“Because we need you to be as motivated as possible to keep your speye intact. If you break it, you don’t get to fly one until you build a new one.”
“Makes sense,” Carrus admitted.
Gradually, most of his lessons were taken over by Sielle. Taudal grew ever busier with his own work and Sielle’s lessons turned into long conversations though Carrus did most of the talking. It was strange that after such conversations he could not tell how much time had passed.
It was in one of these conversations when he finally said: “I think something is missing.”
For the longest moment, Sielle refused to make eye contact. “What is missing?” she finally said.
“A power source.” Carrus didn’t know why he spoke in a whisper. “There is nothing in this speye that would give its wings power to move. Nothing that would make this whole mechanism come alive.”
It was something he had suspected for a while yet chose to remain quiet, not wishing to shame himself if he were wrong after all. Yet judging from Sielle demeanor Carrus sensed that he had in fact stumbled onto something important.
Slowly, Sielle looked up from the mechanics on the desk and looked him in the eye. “They don’t need a power source,” she said, her voice low.
“I respectfully disagree,” Carrus replied with a matching tone, not taking his eyes off hers.
“I meant it doesn’t need a power source because the connection to the pilot supplies the power.”
“But you still haven’t told me what the connection is.”
Instead of responding, Sielle stretched out her arm and placed her hand in front of him. At first Carrus had no clue what this meant until he noticed the bandage on her hand. It was on the same spot as the bandage on Taudal’s hand. Gaston also wore a bandage on the exact same spot.
So did everyone else in Clockworks.
“To pilot the speyes, we cut a tiny piece of our flesh and put it into the speye’s central mechanism, here. Because of this, the speye draws power from our own life force.”
A shiver ran down Carrus’ spine.

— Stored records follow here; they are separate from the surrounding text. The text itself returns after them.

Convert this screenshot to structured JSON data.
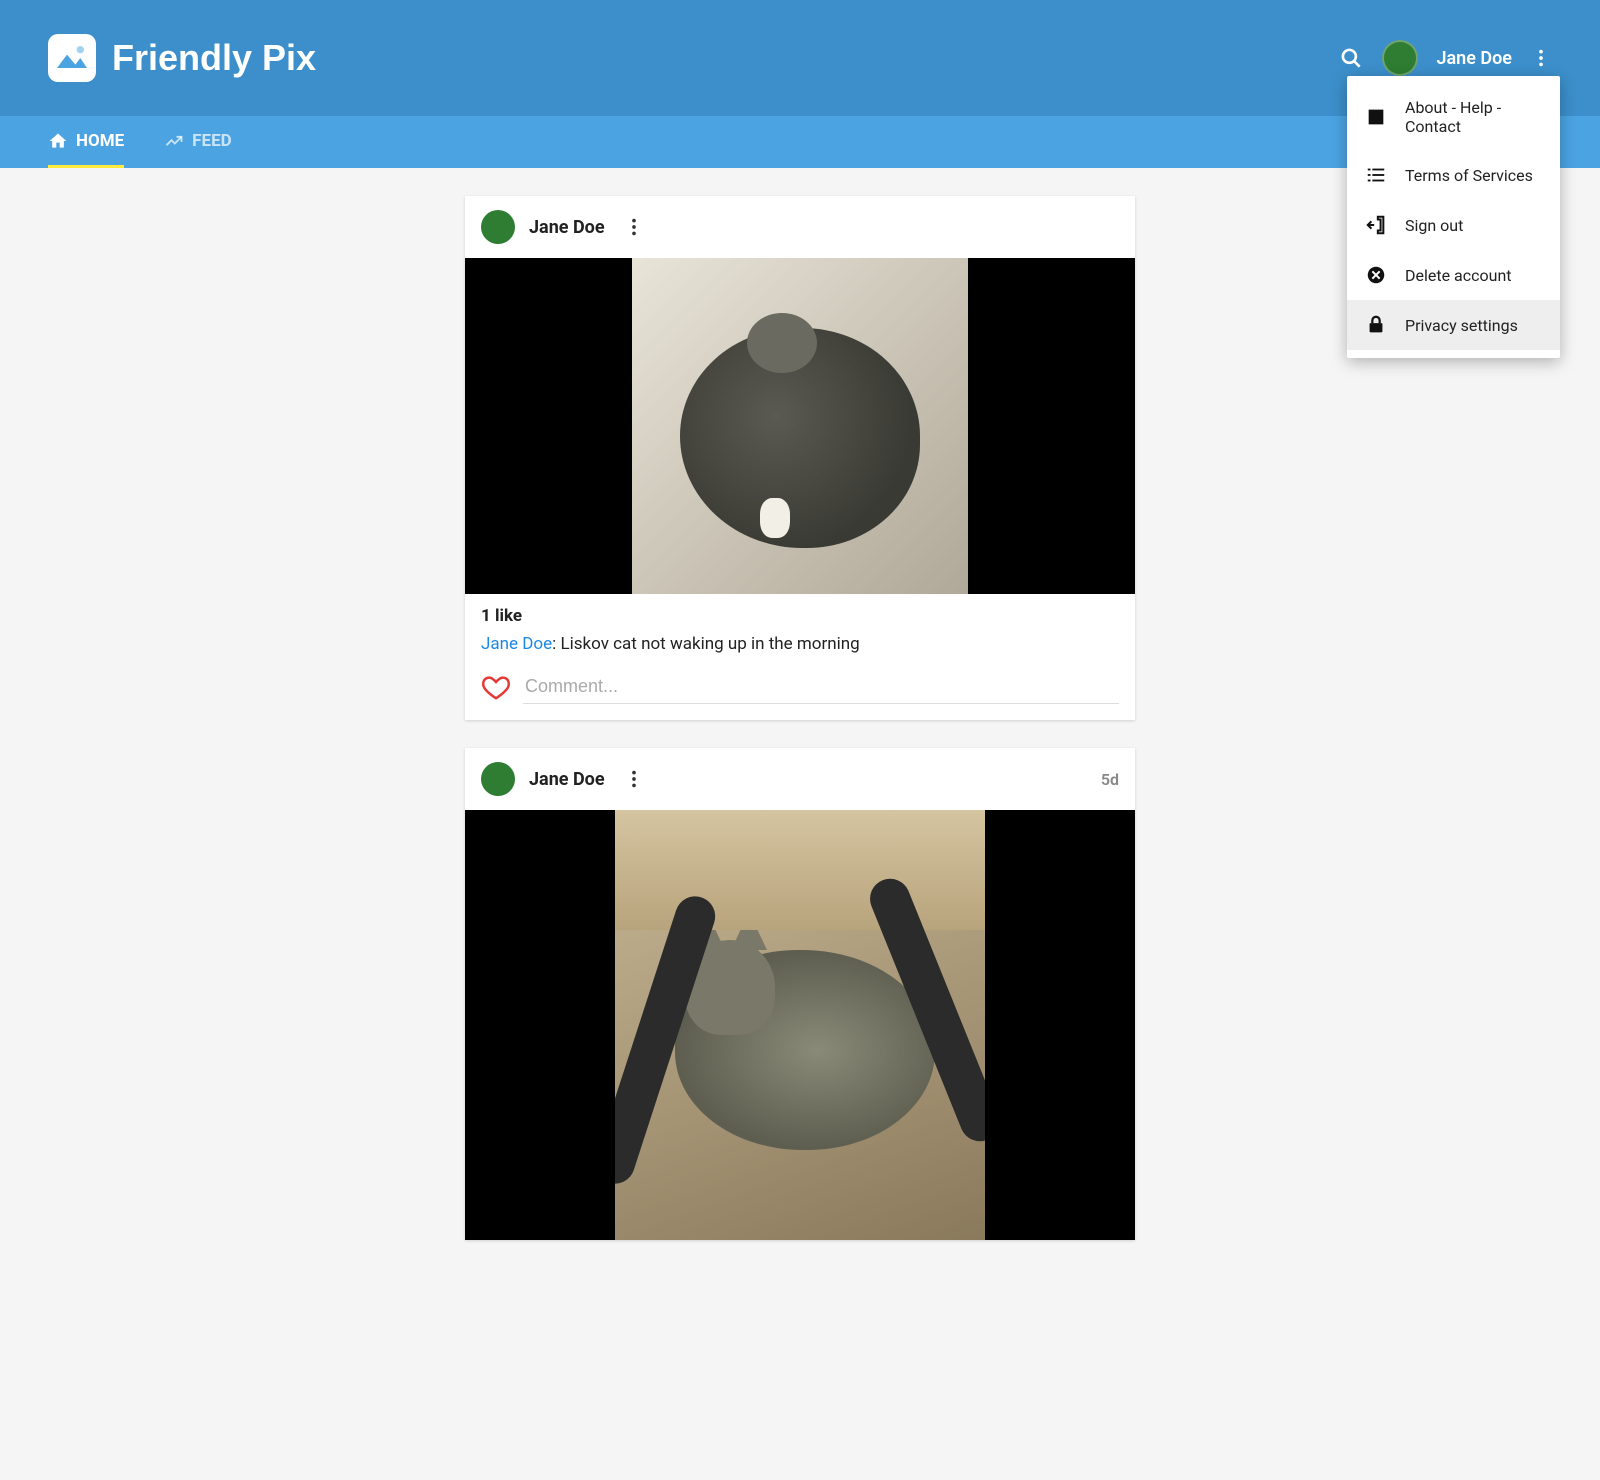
{
  "app": {
    "title": "Friendly Pix"
  },
  "header": {
    "username": "Jane Doe"
  },
  "tabs": {
    "home": "HOME",
    "feed": "FEED"
  },
  "dropdown": {
    "about": "About - Help - Contact",
    "terms": "Terms of Services",
    "signout": "Sign out",
    "delete": "Delete account",
    "privacy": "Privacy settings"
  },
  "posts": [
    {
      "author": "Jane Doe",
      "likes": "1 like",
      "caption_author": "Jane Doe",
      "caption_text": ": Liskov cat not waking up in the morning",
      "comment_placeholder": "Comment...",
      "time": ""
    },
    {
      "author": "Jane Doe",
      "time": "5d"
    }
  ]
}
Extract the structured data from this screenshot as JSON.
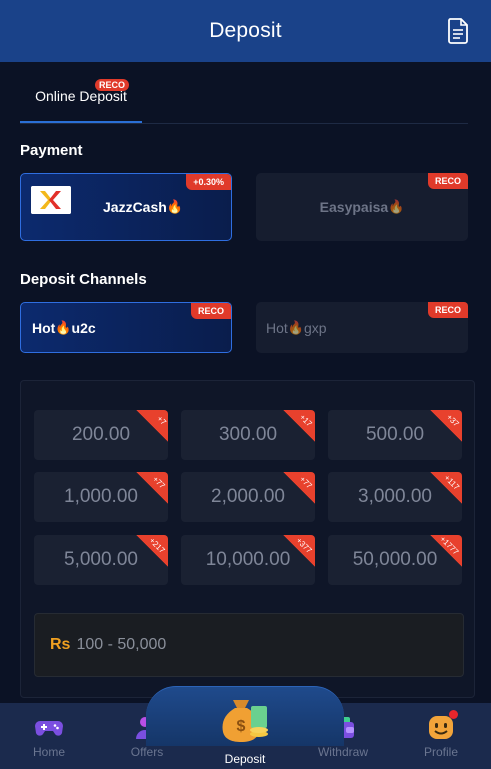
{
  "header": {
    "title": "Deposit",
    "icon": "document-icon"
  },
  "tabs": [
    {
      "label": "Online Deposit",
      "badge": "RECO",
      "active": true
    }
  ],
  "payment": {
    "title": "Payment",
    "options": [
      {
        "label": "JazzCash",
        "badge": "+0.30%",
        "flame": "🔥",
        "selected": true
      },
      {
        "label": "Easypaisa",
        "badge": "RECO",
        "flame": "🔥",
        "selected": false
      }
    ]
  },
  "channels": {
    "title": "Deposit Channels",
    "options": [
      {
        "prefix": "Hot",
        "suffix": "u2c",
        "badge": "RECO",
        "flame": "🔥",
        "selected": true
      },
      {
        "prefix": "Hot",
        "suffix": "gxp",
        "badge": "RECO",
        "flame": "🔥",
        "selected": false
      }
    ]
  },
  "amounts": [
    {
      "value": "200.00",
      "bonus": "+7"
    },
    {
      "value": "300.00",
      "bonus": "+17"
    },
    {
      "value": "500.00",
      "bonus": "+37"
    },
    {
      "value": "1,000.00",
      "bonus": "+77"
    },
    {
      "value": "2,000.00",
      "bonus": "+77"
    },
    {
      "value": "3,000.00",
      "bonus": "+117"
    },
    {
      "value": "5,000.00",
      "bonus": "+217"
    },
    {
      "value": "10,000.00",
      "bonus": "+377"
    },
    {
      "value": "50,000.00",
      "bonus": "+1777"
    }
  ],
  "range": {
    "currency": "Rs",
    "text": "100 - 50,000"
  },
  "nav": [
    {
      "label": "Home",
      "icon": "gamepad-icon"
    },
    {
      "label": "Offers",
      "icon": "offers-icon"
    },
    {
      "label": "Deposit",
      "icon": "money-bag-icon"
    },
    {
      "label": "Withdraw",
      "icon": "wallet-icon"
    },
    {
      "label": "Profile",
      "icon": "smiley-icon"
    }
  ],
  "colors": {
    "header": "#1a4289",
    "accent": "#2f6ee0",
    "badge": "#e03a2a",
    "currency": "#f0a020"
  }
}
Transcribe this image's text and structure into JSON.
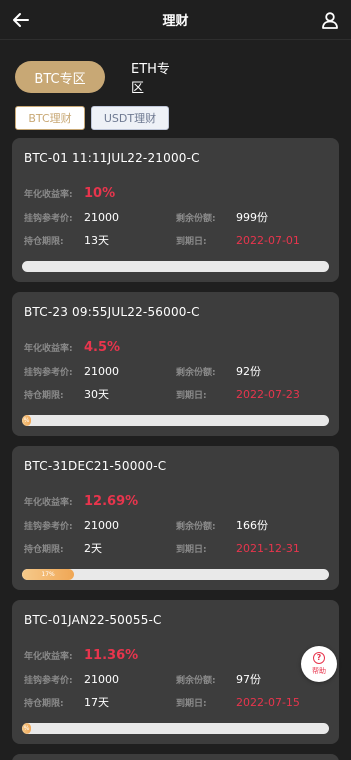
{
  "header": {
    "title": "理财",
    "back_icon": "arrow-left-icon",
    "user_icon": "user-icon"
  },
  "zones": [
    {
      "label": "BTC专区",
      "active": true
    },
    {
      "label": "ETH专区",
      "active": false
    }
  ],
  "subtabs": [
    {
      "label": "BTC理财",
      "active": true
    },
    {
      "label": "USDT理财",
      "active": false
    }
  ],
  "labels": {
    "rate": "年化收益率:",
    "ref_price": "挂钩参考价:",
    "remaining": "剩余份额:",
    "period": "持仓期限:",
    "expiry": "到期日:"
  },
  "cards": [
    {
      "title": "BTC-01 11:11JUL22-21000-C",
      "rate": "10%",
      "ref_price": "21000",
      "remaining": "999份",
      "period": "13天",
      "expiry": "2022-07-01",
      "progress": 0,
      "progress_label": ""
    },
    {
      "title": "BTC-23 09:55JUL22-56000-C",
      "rate": "4.5%",
      "ref_price": "21000",
      "remaining": "92份",
      "period": "30天",
      "expiry": "2022-07-23",
      "progress": 0.02,
      "progress_label": "%"
    },
    {
      "title": "BTC-31DEC21-50000-C",
      "rate": "12.69%",
      "ref_price": "21000",
      "remaining": "166份",
      "period": "2天",
      "expiry": "2021-12-31",
      "progress": 0.17,
      "progress_label": "17%"
    },
    {
      "title": "BTC-01JAN22-50055-C",
      "rate": "11.36%",
      "ref_price": "21000",
      "remaining": "97份",
      "period": "17天",
      "expiry": "2022-07-15",
      "progress": 0.02,
      "progress_label": "%"
    }
  ],
  "help": {
    "label": "帮助",
    "icon": "question-icon"
  },
  "colors": {
    "accent": "#c8a875",
    "rate": "#e8354d",
    "card": "#3d3d3d",
    "background": "#1f1f1f"
  }
}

As a child, he had heard stories of men and women who were able to extend their own lives by drawing the life force from other living beings, including other people. Such men and women had come to be called Life Stealers by common people but the proper term for them was Necromancers.
Slowly, Carrus made his chair move backwards, putting distance between himself and Sielle.

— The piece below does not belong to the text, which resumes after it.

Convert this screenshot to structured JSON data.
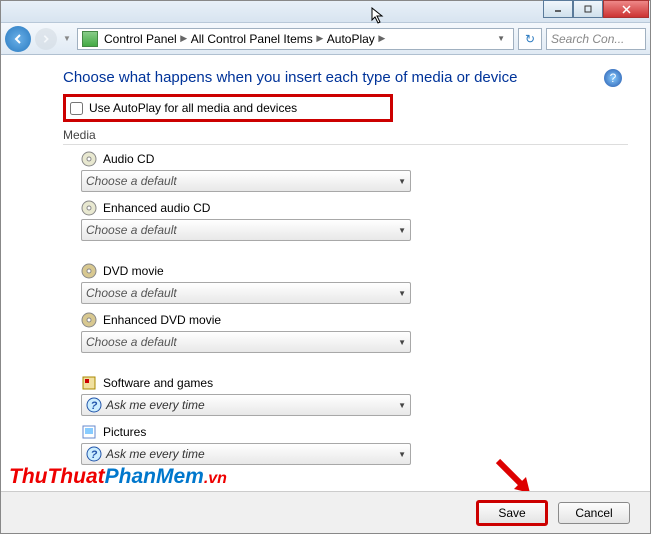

“We are not what you might think.” Carrus turned. Gaston stood there, for once without that all-knowing smile on his face. “When I was young, I joined a group of people who wanted to achieve immortality by drawing life out of lesser creatures. We told ourselves that animals are slaughtered and eaten every day. How would this be any different? It wasn’t… until one of us tried it on another human being and learned that a person’s life force is exceedingly larger than a beast’s. From then on, we were no longer idealists. We turned into murderers.”
The word reverberated through Clockworks and through Carrus’ mind. “Somewhere on that journey,” Gaston continued, “I decided the price for eternal life was too great. I chose to abandon my friends, surrender myself to Scholar Society and accept any punishment they deemed necessary but not before learning how to tap into the life force. To make amends for my crimes, I placed all that terrible knowledge into the hands of the Scholars, hoping that something good might come of it.”
“Why are you telling me this?” Carrus said, his voice trembling.
“Because you are ready to hear it and with that you are ready to truly join Clockworks department. What I and my friends did so many years ago was unspeakable but it is this same knowledge that has enabled Sielle, Taudal and all the rest to pilot these speyes. They are not murderers as my friends of old were. They lend their own life force to these machines. Using cursed knowledge, they shield the people of this land from Halmurri. Never forget that.”
“What about you?” Carrus asked.
“I will spend the rest of my life atoning for what I’ve done in my youth,” Gaston answered, his face like a slab of stone. “And it probably won’t be long enough.”